→ Work order
Only the number is needed. Please count the lines below in which the word "label" occurs.

→ Data provided
+++++

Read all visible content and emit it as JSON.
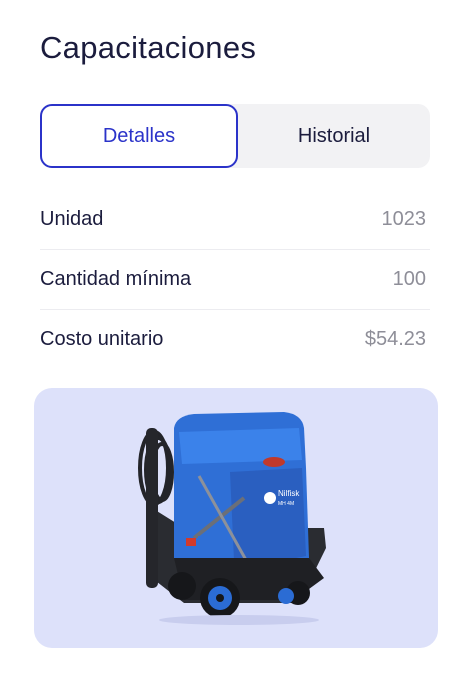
{
  "page": {
    "title": "Capacitaciones"
  },
  "tabs": [
    {
      "label": "Detalles",
      "active": true
    },
    {
      "label": "Historial",
      "active": false
    }
  ],
  "details": [
    {
      "label": "Unidad",
      "value": "1023"
    },
    {
      "label": "Cantidad mínima",
      "value": "100"
    },
    {
      "label": "Costo unitario",
      "value": "$54.23"
    }
  ],
  "product_image": {
    "brand_text": "Nilfisk",
    "model_text": "MH 4M"
  },
  "colors": {
    "accent": "#2b33c9",
    "card_bg": "#dde1fa",
    "machine_blue": "#2f6fd6",
    "machine_dark": "#2a2c31"
  }
}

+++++

→ Response box
5